**Data to examine**

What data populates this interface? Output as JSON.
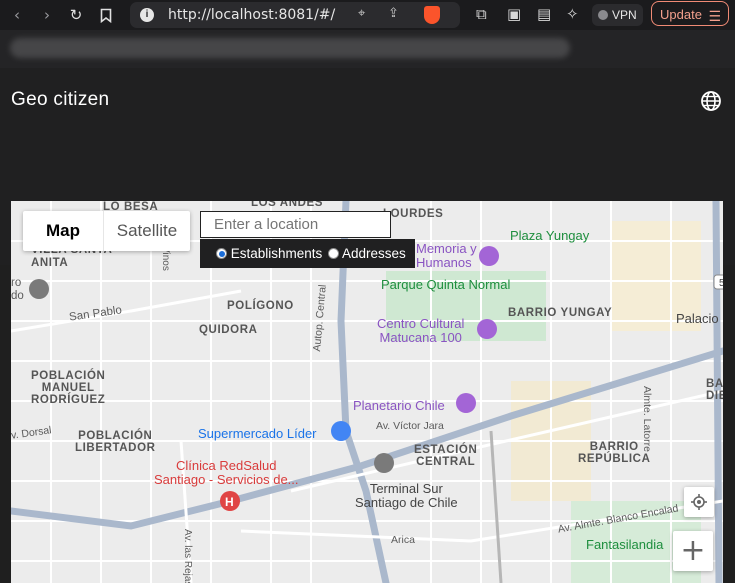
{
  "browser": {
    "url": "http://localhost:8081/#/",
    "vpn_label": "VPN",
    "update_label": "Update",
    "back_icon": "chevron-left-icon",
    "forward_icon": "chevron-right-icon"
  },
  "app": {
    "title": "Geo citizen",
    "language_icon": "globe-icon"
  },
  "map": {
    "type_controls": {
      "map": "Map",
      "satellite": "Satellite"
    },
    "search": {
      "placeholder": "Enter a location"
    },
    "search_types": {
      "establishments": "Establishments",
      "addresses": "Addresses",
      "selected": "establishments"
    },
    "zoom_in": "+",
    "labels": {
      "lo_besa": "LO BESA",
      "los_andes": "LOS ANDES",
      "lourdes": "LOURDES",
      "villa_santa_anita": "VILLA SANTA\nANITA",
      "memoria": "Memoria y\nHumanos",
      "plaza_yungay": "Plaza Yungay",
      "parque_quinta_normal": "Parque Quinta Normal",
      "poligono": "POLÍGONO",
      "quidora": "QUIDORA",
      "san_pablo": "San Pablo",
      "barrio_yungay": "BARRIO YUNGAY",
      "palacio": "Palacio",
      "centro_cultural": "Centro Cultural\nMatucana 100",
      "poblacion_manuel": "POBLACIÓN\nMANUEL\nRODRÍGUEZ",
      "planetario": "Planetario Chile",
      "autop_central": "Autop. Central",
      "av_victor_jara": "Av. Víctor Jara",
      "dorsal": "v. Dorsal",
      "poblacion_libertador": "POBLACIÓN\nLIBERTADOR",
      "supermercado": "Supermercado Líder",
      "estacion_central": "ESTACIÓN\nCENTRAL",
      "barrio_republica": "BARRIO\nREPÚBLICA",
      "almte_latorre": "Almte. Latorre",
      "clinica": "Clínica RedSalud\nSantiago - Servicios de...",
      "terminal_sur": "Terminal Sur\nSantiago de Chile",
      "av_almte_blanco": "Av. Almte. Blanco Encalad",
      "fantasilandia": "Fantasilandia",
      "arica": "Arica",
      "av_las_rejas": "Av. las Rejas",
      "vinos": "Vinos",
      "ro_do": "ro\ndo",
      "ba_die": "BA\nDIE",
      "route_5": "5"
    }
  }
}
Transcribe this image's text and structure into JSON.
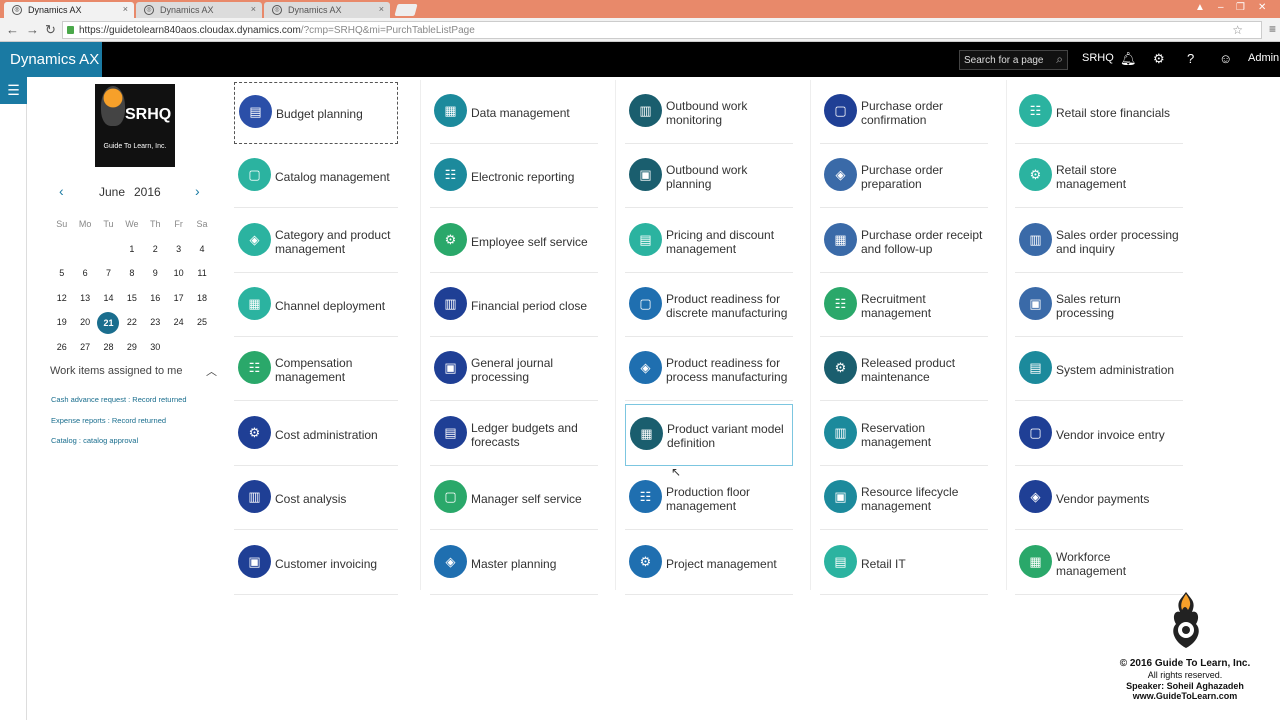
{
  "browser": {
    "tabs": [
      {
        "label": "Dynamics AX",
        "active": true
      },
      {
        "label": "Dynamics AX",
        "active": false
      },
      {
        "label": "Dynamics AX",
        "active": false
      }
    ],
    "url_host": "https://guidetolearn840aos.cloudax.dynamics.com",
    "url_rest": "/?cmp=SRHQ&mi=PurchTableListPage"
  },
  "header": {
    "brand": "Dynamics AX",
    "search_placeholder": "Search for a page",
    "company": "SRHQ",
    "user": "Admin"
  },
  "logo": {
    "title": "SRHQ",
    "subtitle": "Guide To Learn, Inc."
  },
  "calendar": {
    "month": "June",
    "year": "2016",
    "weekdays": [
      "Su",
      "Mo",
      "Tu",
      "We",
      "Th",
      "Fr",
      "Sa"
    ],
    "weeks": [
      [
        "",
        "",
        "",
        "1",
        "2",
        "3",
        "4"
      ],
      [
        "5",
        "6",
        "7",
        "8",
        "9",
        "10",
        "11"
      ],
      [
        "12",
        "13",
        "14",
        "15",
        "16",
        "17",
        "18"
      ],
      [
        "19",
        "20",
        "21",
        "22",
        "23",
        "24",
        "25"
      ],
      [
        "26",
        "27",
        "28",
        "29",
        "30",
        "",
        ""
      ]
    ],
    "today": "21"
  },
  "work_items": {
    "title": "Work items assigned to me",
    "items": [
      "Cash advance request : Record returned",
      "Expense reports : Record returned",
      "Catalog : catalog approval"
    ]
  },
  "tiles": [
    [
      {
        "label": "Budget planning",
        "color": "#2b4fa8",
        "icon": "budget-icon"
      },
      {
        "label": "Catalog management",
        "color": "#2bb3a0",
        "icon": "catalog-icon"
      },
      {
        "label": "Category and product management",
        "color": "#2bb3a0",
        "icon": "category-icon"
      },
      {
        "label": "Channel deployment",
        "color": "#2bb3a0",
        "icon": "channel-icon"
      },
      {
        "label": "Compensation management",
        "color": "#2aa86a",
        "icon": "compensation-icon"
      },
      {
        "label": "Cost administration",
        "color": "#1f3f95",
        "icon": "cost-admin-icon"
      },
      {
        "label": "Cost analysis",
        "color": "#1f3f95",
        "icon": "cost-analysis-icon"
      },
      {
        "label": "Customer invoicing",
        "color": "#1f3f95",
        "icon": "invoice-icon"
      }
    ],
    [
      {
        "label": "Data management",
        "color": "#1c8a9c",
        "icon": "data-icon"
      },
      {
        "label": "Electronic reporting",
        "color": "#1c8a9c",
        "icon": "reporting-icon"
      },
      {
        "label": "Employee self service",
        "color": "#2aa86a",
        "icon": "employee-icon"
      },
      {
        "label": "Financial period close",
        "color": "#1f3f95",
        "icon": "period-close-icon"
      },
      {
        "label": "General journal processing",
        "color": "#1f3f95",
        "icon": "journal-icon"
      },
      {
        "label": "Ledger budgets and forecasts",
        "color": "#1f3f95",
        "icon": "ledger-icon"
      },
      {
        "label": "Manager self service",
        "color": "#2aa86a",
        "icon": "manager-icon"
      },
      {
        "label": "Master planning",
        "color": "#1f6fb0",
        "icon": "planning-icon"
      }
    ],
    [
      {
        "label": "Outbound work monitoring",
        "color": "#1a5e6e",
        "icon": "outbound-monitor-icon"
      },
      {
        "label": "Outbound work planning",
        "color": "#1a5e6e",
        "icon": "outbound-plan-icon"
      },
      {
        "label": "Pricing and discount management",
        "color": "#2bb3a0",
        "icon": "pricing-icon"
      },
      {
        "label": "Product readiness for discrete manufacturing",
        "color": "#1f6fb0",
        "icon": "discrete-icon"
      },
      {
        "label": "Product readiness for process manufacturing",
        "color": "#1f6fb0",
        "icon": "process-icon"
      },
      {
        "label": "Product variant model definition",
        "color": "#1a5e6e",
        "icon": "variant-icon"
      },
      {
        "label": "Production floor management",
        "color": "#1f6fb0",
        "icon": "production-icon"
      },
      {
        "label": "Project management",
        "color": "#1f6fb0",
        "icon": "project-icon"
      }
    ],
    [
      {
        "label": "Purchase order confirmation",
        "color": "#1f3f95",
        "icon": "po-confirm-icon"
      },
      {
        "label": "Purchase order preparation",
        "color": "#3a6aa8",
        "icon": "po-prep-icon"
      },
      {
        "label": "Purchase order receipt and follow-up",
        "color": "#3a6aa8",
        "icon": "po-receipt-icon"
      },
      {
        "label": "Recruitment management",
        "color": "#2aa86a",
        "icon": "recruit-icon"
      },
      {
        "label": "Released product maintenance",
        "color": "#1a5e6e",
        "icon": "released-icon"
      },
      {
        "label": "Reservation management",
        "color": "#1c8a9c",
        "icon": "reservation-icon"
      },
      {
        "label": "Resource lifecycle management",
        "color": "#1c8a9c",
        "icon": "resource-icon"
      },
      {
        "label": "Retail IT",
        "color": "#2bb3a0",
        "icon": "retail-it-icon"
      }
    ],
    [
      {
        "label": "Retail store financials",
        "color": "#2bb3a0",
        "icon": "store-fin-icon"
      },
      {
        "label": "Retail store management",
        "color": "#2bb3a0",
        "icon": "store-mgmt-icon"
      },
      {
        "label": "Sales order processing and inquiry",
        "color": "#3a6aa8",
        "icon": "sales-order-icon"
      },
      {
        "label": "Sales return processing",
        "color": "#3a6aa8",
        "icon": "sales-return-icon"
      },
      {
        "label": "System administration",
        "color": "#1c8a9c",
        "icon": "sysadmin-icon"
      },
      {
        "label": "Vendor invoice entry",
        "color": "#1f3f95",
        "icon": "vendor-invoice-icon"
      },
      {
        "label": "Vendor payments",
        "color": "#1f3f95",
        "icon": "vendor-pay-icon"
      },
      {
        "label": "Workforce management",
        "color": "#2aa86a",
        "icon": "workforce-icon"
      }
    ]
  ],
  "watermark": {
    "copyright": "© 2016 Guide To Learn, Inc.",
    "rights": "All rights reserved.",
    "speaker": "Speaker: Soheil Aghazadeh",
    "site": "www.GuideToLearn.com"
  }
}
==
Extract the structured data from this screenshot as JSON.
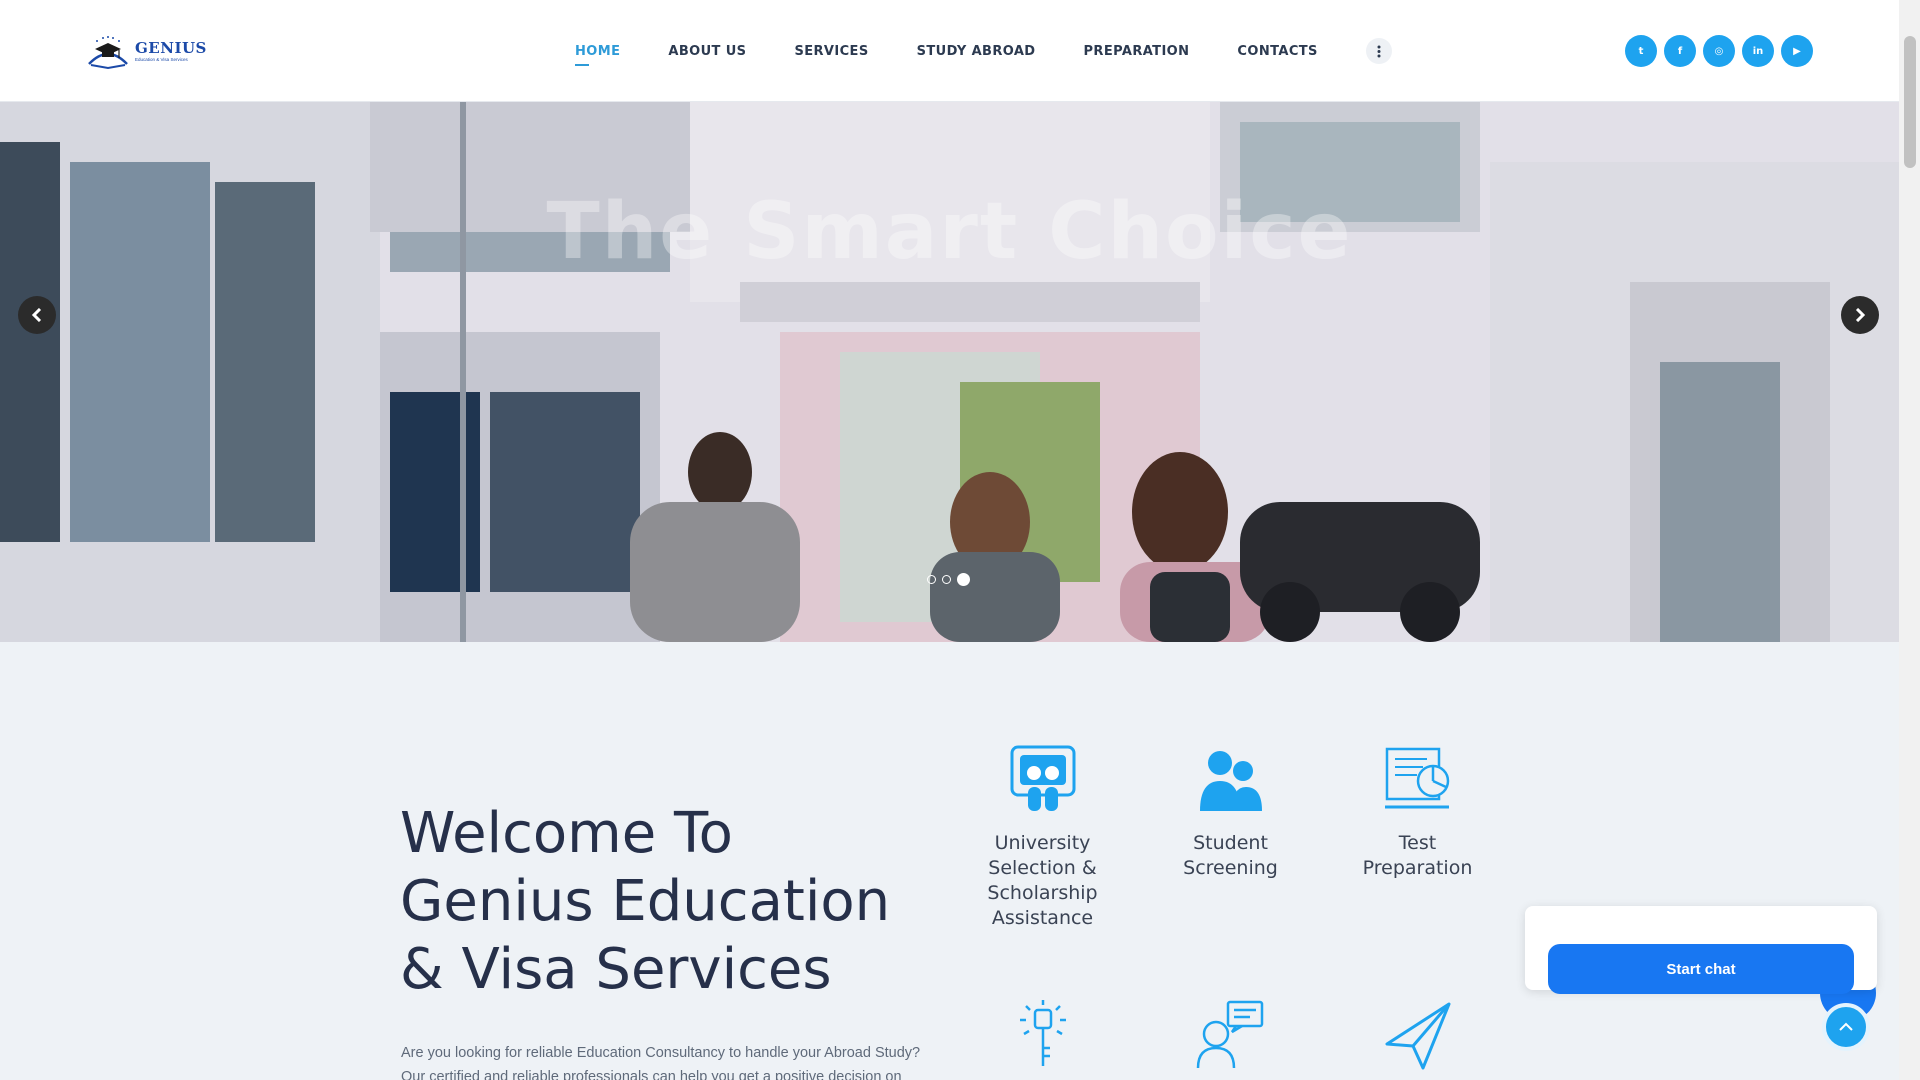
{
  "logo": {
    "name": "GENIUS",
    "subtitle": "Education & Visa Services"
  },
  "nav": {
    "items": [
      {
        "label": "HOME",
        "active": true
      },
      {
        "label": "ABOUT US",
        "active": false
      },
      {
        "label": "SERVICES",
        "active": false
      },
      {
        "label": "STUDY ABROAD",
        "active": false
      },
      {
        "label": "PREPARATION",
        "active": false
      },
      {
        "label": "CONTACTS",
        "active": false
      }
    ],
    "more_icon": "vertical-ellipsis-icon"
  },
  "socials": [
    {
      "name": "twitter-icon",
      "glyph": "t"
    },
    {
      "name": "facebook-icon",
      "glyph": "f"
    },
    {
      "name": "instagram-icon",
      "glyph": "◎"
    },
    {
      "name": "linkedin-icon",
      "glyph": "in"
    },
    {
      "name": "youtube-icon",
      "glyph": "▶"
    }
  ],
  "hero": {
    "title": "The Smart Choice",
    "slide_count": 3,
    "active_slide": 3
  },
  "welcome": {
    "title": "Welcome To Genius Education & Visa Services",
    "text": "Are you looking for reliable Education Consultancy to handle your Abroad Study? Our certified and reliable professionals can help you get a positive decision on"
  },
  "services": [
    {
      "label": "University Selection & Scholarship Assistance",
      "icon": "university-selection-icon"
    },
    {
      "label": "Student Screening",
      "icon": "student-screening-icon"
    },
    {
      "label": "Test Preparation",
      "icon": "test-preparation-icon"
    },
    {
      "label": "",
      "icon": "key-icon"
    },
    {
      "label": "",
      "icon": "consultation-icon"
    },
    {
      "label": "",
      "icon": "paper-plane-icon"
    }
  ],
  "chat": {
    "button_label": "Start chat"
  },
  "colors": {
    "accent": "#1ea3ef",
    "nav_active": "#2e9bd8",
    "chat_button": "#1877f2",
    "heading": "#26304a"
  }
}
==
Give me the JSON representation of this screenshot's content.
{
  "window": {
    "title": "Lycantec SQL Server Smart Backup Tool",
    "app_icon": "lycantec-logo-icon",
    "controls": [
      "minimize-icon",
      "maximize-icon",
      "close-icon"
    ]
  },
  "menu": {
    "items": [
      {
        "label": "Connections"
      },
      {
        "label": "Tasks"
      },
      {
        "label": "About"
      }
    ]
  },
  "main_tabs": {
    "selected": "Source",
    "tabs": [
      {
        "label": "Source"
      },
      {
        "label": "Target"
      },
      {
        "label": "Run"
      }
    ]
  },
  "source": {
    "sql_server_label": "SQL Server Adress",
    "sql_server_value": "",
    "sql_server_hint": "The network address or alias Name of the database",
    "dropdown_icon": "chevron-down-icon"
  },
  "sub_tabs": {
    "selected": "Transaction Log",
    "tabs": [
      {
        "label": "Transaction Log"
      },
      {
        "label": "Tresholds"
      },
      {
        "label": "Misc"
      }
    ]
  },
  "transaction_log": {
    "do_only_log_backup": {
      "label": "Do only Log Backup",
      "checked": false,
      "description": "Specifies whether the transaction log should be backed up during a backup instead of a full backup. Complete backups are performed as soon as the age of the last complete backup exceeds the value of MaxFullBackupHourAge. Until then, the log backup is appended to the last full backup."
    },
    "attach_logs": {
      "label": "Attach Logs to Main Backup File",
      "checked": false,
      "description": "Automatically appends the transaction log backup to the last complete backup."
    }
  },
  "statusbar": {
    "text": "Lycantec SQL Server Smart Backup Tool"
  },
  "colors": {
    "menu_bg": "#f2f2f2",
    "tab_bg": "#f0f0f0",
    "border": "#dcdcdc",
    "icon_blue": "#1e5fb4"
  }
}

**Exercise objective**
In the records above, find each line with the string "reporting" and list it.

**The answer**
        "label": "Electronic reporting",
        "icon": "reporting-icon"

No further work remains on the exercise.